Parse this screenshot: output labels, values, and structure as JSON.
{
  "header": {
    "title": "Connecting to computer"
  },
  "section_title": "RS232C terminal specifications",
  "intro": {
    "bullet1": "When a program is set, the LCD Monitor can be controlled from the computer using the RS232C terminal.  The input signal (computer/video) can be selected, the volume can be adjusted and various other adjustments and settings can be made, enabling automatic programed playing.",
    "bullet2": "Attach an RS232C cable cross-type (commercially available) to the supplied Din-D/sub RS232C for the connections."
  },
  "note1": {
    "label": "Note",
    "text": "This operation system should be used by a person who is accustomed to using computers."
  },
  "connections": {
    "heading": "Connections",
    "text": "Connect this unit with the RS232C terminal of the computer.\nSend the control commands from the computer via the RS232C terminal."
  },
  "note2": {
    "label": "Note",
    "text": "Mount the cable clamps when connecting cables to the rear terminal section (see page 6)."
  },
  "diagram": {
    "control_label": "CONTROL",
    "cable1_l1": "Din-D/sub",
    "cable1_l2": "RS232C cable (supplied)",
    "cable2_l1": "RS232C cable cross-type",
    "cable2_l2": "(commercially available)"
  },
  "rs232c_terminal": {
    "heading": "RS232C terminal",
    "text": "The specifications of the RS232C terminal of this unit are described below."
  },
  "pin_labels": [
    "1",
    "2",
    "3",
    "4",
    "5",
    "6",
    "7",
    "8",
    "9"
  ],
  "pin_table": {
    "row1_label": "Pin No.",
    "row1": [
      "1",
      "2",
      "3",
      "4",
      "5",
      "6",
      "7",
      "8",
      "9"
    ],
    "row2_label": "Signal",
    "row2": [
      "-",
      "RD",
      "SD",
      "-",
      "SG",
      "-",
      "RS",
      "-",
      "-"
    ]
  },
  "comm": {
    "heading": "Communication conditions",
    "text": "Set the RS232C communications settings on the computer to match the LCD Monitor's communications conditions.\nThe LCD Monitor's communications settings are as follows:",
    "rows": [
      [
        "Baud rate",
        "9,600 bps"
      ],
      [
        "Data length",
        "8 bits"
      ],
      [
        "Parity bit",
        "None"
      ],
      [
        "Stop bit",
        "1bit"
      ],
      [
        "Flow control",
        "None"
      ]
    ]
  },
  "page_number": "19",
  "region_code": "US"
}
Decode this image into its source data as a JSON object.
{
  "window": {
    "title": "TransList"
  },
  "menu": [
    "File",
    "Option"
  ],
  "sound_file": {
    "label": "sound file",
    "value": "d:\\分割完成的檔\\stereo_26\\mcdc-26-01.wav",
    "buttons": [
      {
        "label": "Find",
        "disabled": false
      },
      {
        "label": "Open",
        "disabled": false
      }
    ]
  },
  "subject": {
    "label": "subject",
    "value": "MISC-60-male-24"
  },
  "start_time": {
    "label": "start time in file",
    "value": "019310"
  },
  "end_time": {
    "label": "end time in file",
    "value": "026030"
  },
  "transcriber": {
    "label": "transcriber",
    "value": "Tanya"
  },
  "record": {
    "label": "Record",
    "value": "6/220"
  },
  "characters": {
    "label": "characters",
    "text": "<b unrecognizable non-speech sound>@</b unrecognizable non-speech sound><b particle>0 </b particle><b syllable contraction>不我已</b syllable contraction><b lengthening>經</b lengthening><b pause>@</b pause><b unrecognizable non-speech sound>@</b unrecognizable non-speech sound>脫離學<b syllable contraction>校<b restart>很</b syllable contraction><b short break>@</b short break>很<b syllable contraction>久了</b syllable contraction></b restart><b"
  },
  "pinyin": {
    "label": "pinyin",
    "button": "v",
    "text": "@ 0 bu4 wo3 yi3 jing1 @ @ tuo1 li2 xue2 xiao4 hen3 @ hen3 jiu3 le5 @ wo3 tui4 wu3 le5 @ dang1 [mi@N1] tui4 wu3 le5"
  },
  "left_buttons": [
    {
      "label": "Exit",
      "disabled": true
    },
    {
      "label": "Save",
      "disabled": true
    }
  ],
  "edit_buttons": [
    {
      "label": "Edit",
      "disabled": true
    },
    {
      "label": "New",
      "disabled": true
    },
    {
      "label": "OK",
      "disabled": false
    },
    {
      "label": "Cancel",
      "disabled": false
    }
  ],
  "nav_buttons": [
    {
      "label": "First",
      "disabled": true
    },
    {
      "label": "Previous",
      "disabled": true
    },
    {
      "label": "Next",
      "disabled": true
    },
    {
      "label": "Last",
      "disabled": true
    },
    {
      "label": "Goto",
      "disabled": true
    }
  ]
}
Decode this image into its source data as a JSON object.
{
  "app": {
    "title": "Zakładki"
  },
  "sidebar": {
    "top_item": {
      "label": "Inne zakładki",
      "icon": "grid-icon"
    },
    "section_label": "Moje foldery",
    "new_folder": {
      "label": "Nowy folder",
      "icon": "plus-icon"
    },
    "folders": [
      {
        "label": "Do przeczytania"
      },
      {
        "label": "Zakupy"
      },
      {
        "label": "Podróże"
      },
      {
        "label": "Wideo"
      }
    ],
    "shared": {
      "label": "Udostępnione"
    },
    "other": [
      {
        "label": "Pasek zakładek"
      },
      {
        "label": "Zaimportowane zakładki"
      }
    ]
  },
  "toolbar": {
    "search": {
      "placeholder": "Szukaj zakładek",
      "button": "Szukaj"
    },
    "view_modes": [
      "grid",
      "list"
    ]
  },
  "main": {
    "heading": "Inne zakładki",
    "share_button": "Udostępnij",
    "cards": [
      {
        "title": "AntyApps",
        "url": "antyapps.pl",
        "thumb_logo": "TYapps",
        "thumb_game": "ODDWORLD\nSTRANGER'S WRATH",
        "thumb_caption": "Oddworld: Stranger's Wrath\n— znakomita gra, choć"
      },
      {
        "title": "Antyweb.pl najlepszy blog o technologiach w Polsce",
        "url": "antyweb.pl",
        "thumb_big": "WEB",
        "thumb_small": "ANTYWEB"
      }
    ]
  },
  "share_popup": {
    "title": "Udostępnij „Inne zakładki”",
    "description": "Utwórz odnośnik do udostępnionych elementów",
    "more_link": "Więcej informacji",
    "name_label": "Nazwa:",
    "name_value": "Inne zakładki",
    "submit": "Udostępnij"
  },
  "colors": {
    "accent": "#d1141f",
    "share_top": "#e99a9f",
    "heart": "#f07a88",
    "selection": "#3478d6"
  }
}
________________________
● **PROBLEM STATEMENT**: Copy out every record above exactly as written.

● **ANSWER TO THE PROBLEM**:
Parse this screenshot: output labels, values, and structure as JSON.
{
  "header": {
    "title": "Connecting to computer"
  },
  "section_title": "RS232C terminal specifications",
  "intro": {
    "bullet1": "When a program is set, the LCD Monitor can be controlled from the computer using the RS232C terminal.  The input signal (computer/video) can be selected, the volume can be adjusted and various other adjustments and settings can be made, enabling automatic programed playing.",
    "bullet2": "Attach an RS232C cable cross-type (commercially available) to the supplied Din-D/sub RS232C for the connections."
  },
  "note1": {
    "label": "Note",
    "text": "This operation system should be used by a person who is accustomed to using computers."
  },
  "connections": {
    "heading": "Connections",
    "text": "Connect this unit with the RS232C terminal of the computer.\nSend the control commands from the computer via the RS232C terminal."
  },
  "note2": {
    "label": "Note",
    "text": "Mount the cable clamps when connecting cables to the rear terminal section (see page 6)."
  },
  "diagram": {
    "control_label": "CONTROL",
    "cable1_l1": "Din-D/sub",
    "cable1_l2": "RS232C cable (supplied)",
    "cable2_l1": "RS232C cable cross-type",
    "cable2_l2": "(commercially available)"
  },
  "rs232c_terminal": {
    "heading": "RS232C terminal",
    "text": "The specifications of the RS232C terminal of this unit are described below."
  },
  "pin_labels": [
    "1",
    "2",
    "3",
    "4",
    "5",
    "6",
    "7",
    "8",
    "9"
  ],
  "pin_table": {
    "row1_label": "Pin No.",
    "row1": [
      "1",
      "2",
      "3",
      "4",
      "5",
      "6",
      "7",
      "8",
      "9"
    ],
    "row2_label": "Signal",
    "row2": [
      "-",
      "RD",
      "SD",
      "-",
      "SG",
      "-",
      "RS",
      "-",
      "-"
    ]
  },
  "comm": {
    "heading": "Communication conditions",
    "text": "Set the RS232C communications settings on the computer to match the LCD Monitor's communications conditions.\nThe LCD Monitor's communications settings are as follows:",
    "rows": [
      [
        "Baud rate",
        "9,600 bps"
      ],
      [
        "Data length",
        "8 bits"
      ],
      [
        "Parity bit",
        "None"
      ],
      [
        "Stop bit",
        "1bit"
      ],
      [
        "Flow control",
        "None"
      ]
    ]
  },
  "page_number": "19",
  "region_code": "US"
}
Decode this image into its source data as a JSON object.
{
  "window": {
    "title": "TransList"
  },
  "menu": [
    "File",
    "Option"
  ],
  "sound_file": {
    "label": "sound file",
    "value": "d:\\分割完成的檔\\stereo_26\\mcdc-26-01.wav",
    "buttons": [
      {
        "label": "Find",
        "disabled": false
      },
      {
        "label": "Open",
        "disabled": false
      }
    ]
  },
  "subject": {
    "label": "subject",
    "value": "MISC-60-male-24"
  },
  "start_time": {
    "label": "start time in file",
    "value": "019310"
  },
  "end_time": {
    "label": "end time in file",
    "value": "026030"
  },
  "transcriber": {
    "label": "transcriber",
    "value": "Tanya"
  },
  "record": {
    "label": "Record",
    "value": "6/220"
  },
  "characters": {
    "label": "characters",
    "text": "<b unrecognizable non-speech sound>@</b unrecognizable non-speech sound><b particle>0 </b particle><b syllable contraction>不我已</b syllable contraction><b lengthening>經</b lengthening><b pause>@</b pause><b unrecognizable non-speech sound>@</b unrecognizable non-speech sound>脫離學<b syllable contraction>校<b restart>很</b syllable contraction><b short break>@</b short break>很<b syllable contraction>久了</b syllable contraction></b restart><b"
  },
  "pinyin": {
    "label": "pinyin",
    "button": "v",
    "text": "@ 0 bu4 wo3 yi3 jing1 @ @ tuo1 li2 xue2 xiao4 hen3 @ hen3 jiu3 le5 @ wo3 tui4 wu3 le5 @ dang1 [mi@N1] tui4 wu3 le5"
  },
  "left_buttons": [
    {
      "label": "Exit",
      "disabled": true
    },
    {
      "label": "Save",
      "disabled": true
    }
  ],
  "edit_buttons": [
    {
      "label": "Edit",
      "disabled": true
    },
    {
      "label": "New",
      "disabled": true
    },
    {
      "label": "OK",
      "disabled": false
    },
    {
      "label": "Cancel",
      "disabled": false
    }
  ],
  "nav_buttons": [
    {
      "label": "First",
      "disabled": true
    },
    {
      "label": "Previous",
      "disabled": true
    },
    {
      "label": "Next",
      "disabled": true
    },
    {
      "label": "Last",
      "disabled": true
    },
    {
      "label": "Goto",
      "disabled": true
    }
  ]
}
Decode this image into its source data as a JSON object.
{
  "app": {
    "title": "Zakładki"
  },
  "sidebar": {
    "top_item": {
      "label": "Inne zakładki",
      "icon": "grid-icon"
    },
    "section_label": "Moje foldery",
    "new_folder": {
      "label": "Nowy folder",
      "icon": "plus-icon"
    },
    "folders": [
      {
        "label": "Do przeczytania"
      },
      {
        "label": "Zakupy"
      },
      {
        "label": "Podróże"
      },
      {
        "label": "Wideo"
      }
    ],
    "shared": {
      "label": "Udostępnione"
    },
    "other": [
      {
        "label": "Pasek zakładek"
      },
      {
        "label": "Zaimportowane zakładki"
      }
    ]
  },
  "toolbar": {
    "search": {
      "placeholder": "Szukaj zakładek",
      "button": "Szukaj"
    },
    "view_modes": [
      "grid",
      "list"
    ]
  },
  "main": {
    "heading": "Inne zakładki",
    "share_button": "Udostępnij",
    "cards": [
      {
        "title": "AntyApps",
        "url": "antyapps.pl",
        "thumb_logo": "TYapps",
        "thumb_game": "ODDWORLD\nSTRANGER'S WRATH",
        "thumb_caption": "Oddworld: Stranger's Wrath\n— znakomita gra, choć"
      },
      {
        "title": "Antyweb.pl najlepszy blog o technologiach w Polsce",
        "url": "antyweb.pl",
        "thumb_big": "WEB",
        "thumb_small": "ANTYWEB"
      }
    ]
  },
  "share_popup": {
    "title": "Udostępnij „Inne zakładki”",
    "description": "Utwórz odnośnik do udostępnionych elementów",
    "more_link": "Więcej informacji",
    "name_label": "Nazwa:",
    "name_value": "Inne zakładki",
    "submit": "Udostępnij"
  },
  "colors": {
    "accent": "#d1141f",
    "share_top": "#e99a9f",
    "heart": "#f07a88",
    "selection": "#3478d6"
  }
}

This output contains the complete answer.